Task objective: Find every line in the listing below that includes the word "nCOLITIS", then give only how many there are.

Data extract:
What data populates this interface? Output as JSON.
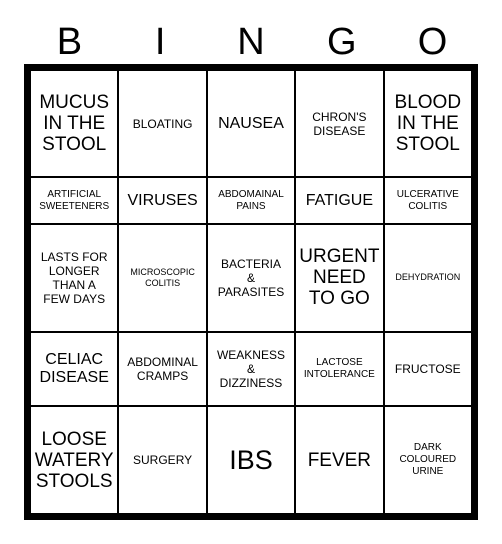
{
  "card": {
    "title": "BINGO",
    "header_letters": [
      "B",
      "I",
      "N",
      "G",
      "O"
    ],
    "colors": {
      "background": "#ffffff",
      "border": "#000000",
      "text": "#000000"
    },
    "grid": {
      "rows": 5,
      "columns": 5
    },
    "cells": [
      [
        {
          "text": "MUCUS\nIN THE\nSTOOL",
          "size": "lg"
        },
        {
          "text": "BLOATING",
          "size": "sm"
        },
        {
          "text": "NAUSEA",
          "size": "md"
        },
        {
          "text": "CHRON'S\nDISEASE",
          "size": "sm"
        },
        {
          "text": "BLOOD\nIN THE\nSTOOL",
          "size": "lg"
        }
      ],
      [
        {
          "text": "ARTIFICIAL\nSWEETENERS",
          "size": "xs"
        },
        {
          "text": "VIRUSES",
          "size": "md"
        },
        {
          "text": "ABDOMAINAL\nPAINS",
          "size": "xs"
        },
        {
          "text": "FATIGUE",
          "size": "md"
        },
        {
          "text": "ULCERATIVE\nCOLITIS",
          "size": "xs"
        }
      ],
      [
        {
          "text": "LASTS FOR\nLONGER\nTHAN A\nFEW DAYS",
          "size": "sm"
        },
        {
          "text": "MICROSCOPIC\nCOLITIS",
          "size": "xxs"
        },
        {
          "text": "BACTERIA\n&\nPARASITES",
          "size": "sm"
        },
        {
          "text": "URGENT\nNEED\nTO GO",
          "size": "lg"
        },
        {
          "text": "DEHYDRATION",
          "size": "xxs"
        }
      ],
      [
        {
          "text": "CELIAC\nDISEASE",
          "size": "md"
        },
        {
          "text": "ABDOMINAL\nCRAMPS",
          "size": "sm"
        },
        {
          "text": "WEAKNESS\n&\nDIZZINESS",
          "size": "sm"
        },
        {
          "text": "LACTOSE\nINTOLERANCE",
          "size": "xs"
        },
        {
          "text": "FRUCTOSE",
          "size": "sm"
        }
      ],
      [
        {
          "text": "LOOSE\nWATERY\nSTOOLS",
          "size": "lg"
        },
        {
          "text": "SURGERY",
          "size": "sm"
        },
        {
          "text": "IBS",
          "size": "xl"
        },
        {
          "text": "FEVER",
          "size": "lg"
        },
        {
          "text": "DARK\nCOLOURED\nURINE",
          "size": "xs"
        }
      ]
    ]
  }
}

Solution to this exercise: 2